The Trevi Fountain is the largest — standing 25.9 meters (85 feet) high and 19.8 meters (65 feet) wide — and most ambitious of the Baroque fountains of Rome. It is located in the rione of Trevi.
One of the creative mimes which we saw in the city.
One of the nights we were in Rome, we were able to meet up with long-time friends, Sharon and Grant, who toured Italy during the same time we had been there, though with a different group. The Brunello flowed freely.
We swept past the Swiss Guards and made our way to the Vatican Museum. The Papal Swiss Guard was founded in 1506. It is today largely ceremonial, but
like the Guards in London they are a fully operational modern military force.
When in ceremonial 16th century uniform, they keep their firearms in guard boxes
nearby. The Papal Guard are the only mercenary unit permitted under Swiss law
since 1859, and are the last of a long tradition of a million mercenaries in the
world's armies. By Swiss law, the Guard can be composed of at most 100 men; hence it is called Hundertschweizer - one hundred Swiss. The Guard today consists of 5 officers, 25 NCOs and 70
While wondering through the many exhibits, we caught Paula attempting to look under this fig leaf.:-)
This little bowl would make a perfect serving dish for some of our parties.
The Map Room had a very intricately designed ceiling and many ancient maps.
The Sistine Chapel is a chapel in the Apostolic Palace, the official residence of
the Pope in Vatican City. Its fame is based upon the architecture,
which evokes Solomon's Temple from the Old Testament; its
decoration, frescoed throughout by the greatest Renaissance artists, including Michelangelo, whose ceiling with the Creation of Adam in the center, is legendary; and its purpose, as a site of papal religious and functionary

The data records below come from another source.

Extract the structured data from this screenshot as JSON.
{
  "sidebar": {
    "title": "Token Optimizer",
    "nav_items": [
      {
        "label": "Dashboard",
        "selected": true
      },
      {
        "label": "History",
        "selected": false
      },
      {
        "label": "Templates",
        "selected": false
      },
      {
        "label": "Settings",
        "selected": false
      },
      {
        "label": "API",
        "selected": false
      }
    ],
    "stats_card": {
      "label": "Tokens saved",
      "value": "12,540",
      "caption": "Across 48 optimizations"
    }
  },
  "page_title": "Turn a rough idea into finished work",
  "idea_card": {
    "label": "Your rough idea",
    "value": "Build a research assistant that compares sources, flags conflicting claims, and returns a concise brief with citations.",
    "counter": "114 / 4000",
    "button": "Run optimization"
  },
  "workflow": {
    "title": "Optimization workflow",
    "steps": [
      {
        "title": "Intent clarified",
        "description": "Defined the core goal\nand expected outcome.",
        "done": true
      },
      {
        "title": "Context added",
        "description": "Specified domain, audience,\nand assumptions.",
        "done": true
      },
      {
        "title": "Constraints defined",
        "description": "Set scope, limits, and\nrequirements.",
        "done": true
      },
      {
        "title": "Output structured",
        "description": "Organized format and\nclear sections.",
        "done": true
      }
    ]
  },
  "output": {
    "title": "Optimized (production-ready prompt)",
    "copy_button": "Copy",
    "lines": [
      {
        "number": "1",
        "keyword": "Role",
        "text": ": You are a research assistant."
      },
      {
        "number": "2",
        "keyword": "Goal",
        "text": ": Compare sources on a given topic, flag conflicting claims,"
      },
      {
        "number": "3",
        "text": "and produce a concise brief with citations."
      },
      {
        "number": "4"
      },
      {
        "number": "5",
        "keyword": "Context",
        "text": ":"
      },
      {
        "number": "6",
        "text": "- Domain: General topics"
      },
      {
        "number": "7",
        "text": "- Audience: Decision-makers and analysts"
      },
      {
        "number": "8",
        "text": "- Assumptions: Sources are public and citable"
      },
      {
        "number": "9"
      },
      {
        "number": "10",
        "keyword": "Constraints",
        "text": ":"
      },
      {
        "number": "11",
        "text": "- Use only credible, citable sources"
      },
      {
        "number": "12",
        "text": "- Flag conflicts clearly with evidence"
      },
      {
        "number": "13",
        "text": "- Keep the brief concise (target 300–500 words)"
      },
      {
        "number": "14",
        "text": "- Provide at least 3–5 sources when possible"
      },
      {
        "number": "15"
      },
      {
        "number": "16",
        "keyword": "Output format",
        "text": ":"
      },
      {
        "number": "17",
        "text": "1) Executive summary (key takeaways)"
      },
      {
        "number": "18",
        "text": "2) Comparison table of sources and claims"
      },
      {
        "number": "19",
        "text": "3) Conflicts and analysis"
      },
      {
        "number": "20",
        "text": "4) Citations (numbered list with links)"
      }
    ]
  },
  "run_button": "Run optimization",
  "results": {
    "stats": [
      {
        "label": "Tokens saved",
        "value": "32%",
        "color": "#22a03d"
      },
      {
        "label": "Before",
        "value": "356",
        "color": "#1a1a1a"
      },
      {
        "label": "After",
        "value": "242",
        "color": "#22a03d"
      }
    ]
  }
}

activity, notably the conclave, at which a new Pope is selected.
This Last Judgement: This mighty composition, painted by Michelangelo between 1536 and 1541, is
centered around the dominant figure of Christ, captured in the moment preceding
that when the verdict of the Last Judgement is uttered (Matthew 25:31-46). His calm
imperious gesture seems to both command attention and placate the surrounding
The circular stairway leading out of the museum was stunning.
No trip to Rome and Vatican City would be complete without standing in St. Peter's Square at night.
The nave of St. Peter's is immense as the church can hold 60,000 worshipers.
Michelangelo's Pieta sits behind glass after a crazed man with a hammer attempted to destroy it several years ago.